Big Moments, Small Steelers
By John Zaphyr
As a franchise, the Pittsburgh Steelers have never been known to have a locker room filled with players that come-up small when the moment calls for a big play. Six Super Bowl championships and seemingly annual appearances in the postseason have bred a history and a legacy of winning in Pittsburgh that has been carried on for the past 40 years.
But an 8-8 season in 2012 were defined by players making big mistakes at the wrong moments.
Brown was the team’s MVP in 2011 in a season in which he accumulated over 1,000 yards in receiving and return yardage. In the off-season, with wide receiver Mike Wallace sitting-out due to a contract dispute, Pittsburgh management gave Wallace’s contract money to Brown, making him the highest paid receiver in the “new money” crew. With the extra cash came extra responsibility. Brown was counted on being the number one guy, the new leader of the wide-outs as Hines Ward might have said, but Brown shrank under the pressure and increased scrutiny of being the guy.

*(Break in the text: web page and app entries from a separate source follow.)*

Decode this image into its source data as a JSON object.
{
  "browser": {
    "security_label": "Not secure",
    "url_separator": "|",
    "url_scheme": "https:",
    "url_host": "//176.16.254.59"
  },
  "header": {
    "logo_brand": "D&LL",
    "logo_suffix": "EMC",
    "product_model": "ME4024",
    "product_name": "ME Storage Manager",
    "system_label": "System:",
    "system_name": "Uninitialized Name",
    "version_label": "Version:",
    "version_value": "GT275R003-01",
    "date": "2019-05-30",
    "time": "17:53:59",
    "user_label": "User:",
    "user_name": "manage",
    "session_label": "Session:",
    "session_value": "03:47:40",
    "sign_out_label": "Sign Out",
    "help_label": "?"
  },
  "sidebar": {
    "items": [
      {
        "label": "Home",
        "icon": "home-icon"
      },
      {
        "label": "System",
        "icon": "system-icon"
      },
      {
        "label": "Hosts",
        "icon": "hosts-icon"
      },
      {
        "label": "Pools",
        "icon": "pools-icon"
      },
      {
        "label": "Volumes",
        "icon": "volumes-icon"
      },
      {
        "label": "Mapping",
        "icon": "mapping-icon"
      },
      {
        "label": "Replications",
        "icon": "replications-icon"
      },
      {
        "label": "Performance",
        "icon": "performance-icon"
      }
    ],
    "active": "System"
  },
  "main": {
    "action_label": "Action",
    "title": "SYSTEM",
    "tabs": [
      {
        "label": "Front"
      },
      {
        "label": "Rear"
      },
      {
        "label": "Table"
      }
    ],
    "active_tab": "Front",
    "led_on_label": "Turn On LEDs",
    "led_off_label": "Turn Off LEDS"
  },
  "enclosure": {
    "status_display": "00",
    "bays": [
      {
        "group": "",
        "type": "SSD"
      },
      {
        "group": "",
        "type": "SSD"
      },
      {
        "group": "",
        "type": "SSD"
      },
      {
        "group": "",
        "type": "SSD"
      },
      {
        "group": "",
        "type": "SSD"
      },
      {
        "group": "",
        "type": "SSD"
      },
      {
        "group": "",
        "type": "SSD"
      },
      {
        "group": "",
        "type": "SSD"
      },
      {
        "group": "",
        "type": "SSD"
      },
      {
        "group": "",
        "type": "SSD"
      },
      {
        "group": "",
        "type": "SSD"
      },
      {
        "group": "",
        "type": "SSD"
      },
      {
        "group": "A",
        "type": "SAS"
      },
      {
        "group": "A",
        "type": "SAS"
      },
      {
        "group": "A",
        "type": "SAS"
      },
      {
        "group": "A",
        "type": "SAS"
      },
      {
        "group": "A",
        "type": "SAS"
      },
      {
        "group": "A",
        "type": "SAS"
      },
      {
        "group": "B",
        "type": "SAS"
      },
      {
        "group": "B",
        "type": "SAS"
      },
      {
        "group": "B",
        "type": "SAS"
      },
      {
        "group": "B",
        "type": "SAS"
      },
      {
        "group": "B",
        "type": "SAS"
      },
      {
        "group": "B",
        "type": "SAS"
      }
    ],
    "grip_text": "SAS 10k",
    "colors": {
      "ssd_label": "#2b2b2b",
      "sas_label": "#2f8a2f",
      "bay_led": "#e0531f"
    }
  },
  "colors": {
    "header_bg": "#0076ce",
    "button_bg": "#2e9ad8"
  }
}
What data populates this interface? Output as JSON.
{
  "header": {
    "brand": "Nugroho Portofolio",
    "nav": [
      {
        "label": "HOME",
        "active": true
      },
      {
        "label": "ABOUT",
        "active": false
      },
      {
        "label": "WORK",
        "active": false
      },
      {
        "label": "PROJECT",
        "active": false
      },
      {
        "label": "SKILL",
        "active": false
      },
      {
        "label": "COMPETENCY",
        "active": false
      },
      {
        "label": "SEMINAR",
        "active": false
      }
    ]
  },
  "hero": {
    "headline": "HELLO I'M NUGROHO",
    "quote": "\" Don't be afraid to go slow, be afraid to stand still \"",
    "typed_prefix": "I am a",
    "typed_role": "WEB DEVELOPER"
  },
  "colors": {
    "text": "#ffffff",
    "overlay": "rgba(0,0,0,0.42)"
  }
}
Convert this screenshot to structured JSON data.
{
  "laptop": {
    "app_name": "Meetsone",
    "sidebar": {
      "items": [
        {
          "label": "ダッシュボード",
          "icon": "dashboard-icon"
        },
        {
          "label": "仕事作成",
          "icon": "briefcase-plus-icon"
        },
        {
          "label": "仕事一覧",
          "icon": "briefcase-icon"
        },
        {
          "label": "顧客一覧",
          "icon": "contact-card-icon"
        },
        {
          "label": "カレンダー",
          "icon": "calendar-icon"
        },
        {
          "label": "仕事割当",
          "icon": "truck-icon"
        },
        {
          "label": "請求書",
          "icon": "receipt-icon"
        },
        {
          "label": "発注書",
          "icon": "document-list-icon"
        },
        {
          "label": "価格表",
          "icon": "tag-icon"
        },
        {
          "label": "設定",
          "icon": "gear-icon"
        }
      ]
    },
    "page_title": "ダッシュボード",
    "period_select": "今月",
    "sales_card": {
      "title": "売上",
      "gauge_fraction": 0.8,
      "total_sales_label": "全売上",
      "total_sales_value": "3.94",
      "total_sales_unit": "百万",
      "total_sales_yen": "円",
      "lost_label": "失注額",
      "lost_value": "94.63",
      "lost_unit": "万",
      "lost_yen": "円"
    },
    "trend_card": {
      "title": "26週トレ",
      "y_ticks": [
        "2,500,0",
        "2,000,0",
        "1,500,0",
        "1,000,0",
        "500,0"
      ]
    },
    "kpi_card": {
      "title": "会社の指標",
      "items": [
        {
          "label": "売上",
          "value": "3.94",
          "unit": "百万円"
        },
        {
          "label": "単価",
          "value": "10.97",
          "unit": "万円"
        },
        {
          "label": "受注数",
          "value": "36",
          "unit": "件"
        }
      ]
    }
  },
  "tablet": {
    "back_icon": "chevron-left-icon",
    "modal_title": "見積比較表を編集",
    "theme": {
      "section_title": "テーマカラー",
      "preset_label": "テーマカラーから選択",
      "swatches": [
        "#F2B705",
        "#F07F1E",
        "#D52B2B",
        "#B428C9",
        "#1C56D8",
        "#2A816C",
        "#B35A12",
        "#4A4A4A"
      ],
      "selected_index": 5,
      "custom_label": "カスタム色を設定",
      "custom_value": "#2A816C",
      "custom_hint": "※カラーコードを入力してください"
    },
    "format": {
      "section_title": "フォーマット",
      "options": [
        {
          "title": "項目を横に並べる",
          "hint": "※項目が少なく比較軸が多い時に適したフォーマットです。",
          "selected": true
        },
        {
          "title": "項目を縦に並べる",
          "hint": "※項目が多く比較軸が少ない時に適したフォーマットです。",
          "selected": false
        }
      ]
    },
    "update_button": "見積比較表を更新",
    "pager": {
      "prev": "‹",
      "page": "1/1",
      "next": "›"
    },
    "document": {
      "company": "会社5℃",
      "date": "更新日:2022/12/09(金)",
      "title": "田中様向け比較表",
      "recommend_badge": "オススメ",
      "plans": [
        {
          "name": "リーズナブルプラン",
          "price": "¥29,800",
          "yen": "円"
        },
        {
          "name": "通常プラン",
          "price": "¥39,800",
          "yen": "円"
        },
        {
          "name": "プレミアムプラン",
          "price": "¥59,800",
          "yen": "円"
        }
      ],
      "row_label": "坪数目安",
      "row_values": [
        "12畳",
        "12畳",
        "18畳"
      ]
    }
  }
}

Brown’s reception total didn’t suffer much – down from 69 in 2011 to 66 in 2012 – but his receiving yardage really dipped, down to 787, and he didn’t have near the impact on special teams as he did the previous year. Brown was also dogged by an ankle injury that caused him to miss three games and his fumbles directly resulted in losses. In September, in Oakland, with the team nursing a slim lead, Brown took a pass into Oakland territory only to fumble the ball away as he reached for extra yards. Then, in Dallas, he fielded a punt and headed up field. He had plenty of green grass ahead but somehow he was stripped of the ball and, instead of his team having the lead and the ball, Dallas recovered and went on to win the game in overtime. Big mistakes at the wrong time certainly cost Brown and the team in 2012. To make matters worse, Brown went on the airwaves to discuss the lack of leadership in the locker room and claimed there was a division as well. Antonio will need to look in the mirror as he prepares for 2013 and ask himself if he is a solution or a big part of the problem.
How could anyone possibly accuse Big Ben of coming-up small in clutch situations? Since he stepped onto the football field as a rookie in 2004, Roethlisberger has been making huge plays for the Pittsburgh Steelers, winning football games in crucial situations. Who could forget his game-winning drive to win the Super Bowl against the Arizona Cardinals? An amazing moment. And, in 2010, his play was the catalyst for a tremendous comeback against the Baltimore Ravens in the divisional round of the playoffs. But, since then, Ben has, well, lost his magic. He couldn’t bring the Steelers back in that year’s Super Bowl loss to the Green Bay Packers and, with a chance to win the following postseason in Denver, he failed then too. Last year was worse. Key interceptions cost his team games against the Broncos, Cowboys, and Bengals, all when he had the ball in his hands with the game on the line. Ben has been one of the best big-game quarterbacks in football but his reputation has definitely taken a hit lately. Smart money, though, says he’ll mount a significant comeback in 2013.